Yesterday’s $50 million investment in Buzzfeed from Andreessen Horowitz suggests the future of news is about execution rather than innovation. To continue talking about “news innovation” at this point is just a distraction from just getting things done.
The brilliance of Buzzfeed is that they created and operate almost every aspect of their business. Investor Chris Dixon calls it a “full stack start-up” and has referred to Buzzfeed as such. Vertical integration has been Buzzfeed’s conscious strategy for at least three years, as founder Jonah Peretti detailed in a 2012 internal memo and then reiterated again in another staff memo in 2013.
Buzzfeed has created its own analytics, methods for tracking reader interest, ad units, CMS and editorial structure. Individually, little of what they have done is particularly innovative or even interesting–It is the fact that they’ve “built the whole enchilada” to quote Peretti, that makes Buzzfeed interesting.
There are a dozen examples of news organizations creating many of these individual components. Smaller organizations tend to stumble when it comes to obtaining the resources to really polish their creations. Larger organizations choke on getting their culture to adapt to the new technologies and their demands, or end up building kludges designed by committee.
Very little of what we’re seeing with Buzzfeed is actually new.
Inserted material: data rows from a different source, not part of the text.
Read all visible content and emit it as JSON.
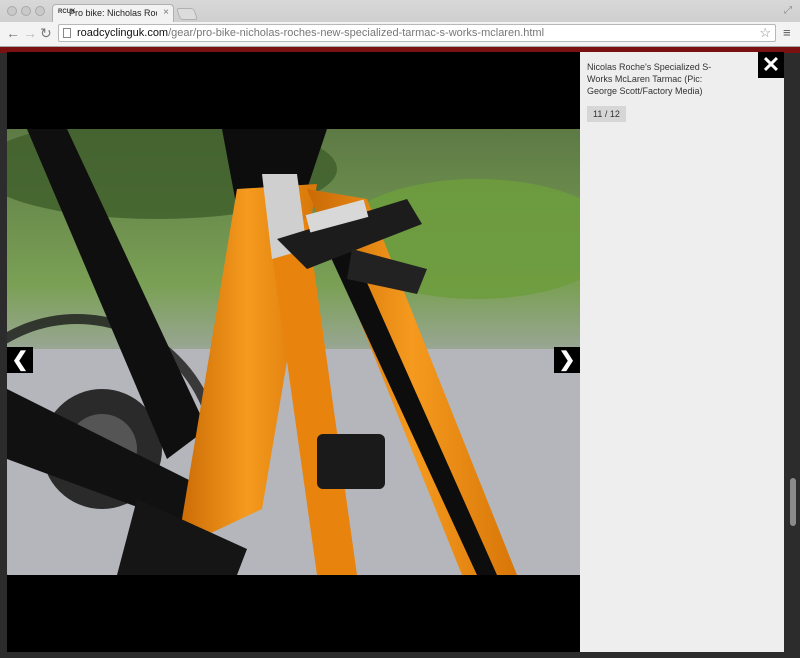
{
  "browser": {
    "tab_icon": "RCUK",
    "tab_title": "Pro bike: Nicholas Roche's",
    "tab_close": "×",
    "url_host": "roadcyclinguk.com",
    "url_path": "/gear/pro-bike-nicholas-roches-new-specialized-tarmac-s-works-mclaren.html",
    "icons": [
      "back-icon",
      "forward-icon",
      "reload-icon",
      "page-icon",
      "star-icon",
      "menu-icon",
      "fullscreen-icon"
    ]
  },
  "lightbox": {
    "caption": "Nicolas Roche's Specialized S-Works McLaren Tarmac (Pic: George Scott/Factory Media)",
    "counter": "11 / 12",
    "close_glyph": "✕",
    "prev_glyph": "❮",
    "next_glyph": "❯"
  },
  "colors": {
    "frame_orange": "#f08a12",
    "frame_black": "#0d0d0d",
    "overlay": "#000000",
    "panel": "#eeeeee"
  }
}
The innovation is their ability to execute.
So much of the talk about news innovation is really just talking around the real problem: News organizations need to focus their energy on executing well.